[Records from a dataset]
########################################

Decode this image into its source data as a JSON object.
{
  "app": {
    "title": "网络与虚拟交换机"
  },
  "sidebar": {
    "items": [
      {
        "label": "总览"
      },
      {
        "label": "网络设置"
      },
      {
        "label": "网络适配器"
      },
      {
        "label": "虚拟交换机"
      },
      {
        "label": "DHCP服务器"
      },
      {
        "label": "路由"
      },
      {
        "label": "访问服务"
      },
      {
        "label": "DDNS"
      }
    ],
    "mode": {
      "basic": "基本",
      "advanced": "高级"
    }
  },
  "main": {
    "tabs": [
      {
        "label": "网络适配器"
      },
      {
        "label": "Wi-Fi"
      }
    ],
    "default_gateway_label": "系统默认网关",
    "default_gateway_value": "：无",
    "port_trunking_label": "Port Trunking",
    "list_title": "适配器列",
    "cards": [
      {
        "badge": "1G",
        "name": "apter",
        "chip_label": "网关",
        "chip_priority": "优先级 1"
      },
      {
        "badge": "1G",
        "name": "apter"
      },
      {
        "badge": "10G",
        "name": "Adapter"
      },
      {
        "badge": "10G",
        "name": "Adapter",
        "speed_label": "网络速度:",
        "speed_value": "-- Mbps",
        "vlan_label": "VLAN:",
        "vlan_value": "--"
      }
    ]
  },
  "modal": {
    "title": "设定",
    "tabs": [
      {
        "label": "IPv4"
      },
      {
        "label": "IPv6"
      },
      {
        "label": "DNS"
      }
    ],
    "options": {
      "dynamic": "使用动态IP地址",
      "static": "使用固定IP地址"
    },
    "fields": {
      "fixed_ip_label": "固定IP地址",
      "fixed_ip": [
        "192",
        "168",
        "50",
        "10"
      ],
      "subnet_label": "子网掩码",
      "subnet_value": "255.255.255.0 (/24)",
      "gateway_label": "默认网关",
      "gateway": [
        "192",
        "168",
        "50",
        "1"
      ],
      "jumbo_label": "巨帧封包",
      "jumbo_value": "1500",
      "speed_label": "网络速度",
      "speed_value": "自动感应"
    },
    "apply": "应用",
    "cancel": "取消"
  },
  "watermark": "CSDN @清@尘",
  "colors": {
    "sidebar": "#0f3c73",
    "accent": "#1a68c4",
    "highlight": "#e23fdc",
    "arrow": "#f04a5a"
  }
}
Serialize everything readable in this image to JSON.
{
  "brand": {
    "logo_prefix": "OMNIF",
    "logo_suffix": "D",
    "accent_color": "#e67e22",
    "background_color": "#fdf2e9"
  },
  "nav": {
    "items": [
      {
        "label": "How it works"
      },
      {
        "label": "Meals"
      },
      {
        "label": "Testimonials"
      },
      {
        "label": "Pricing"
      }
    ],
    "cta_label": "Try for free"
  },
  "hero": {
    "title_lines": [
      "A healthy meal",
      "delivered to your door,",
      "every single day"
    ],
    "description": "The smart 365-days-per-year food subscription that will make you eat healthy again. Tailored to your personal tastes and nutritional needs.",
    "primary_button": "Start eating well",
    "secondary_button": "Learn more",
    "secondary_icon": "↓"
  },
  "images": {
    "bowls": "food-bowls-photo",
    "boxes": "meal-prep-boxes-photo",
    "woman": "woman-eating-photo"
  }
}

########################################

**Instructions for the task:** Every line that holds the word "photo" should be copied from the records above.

**The answer:**
    "bowls": "food-bowls-photo",
    "boxes": "meal-prep-boxes-photo",
    "woman": "woman-eating-photo"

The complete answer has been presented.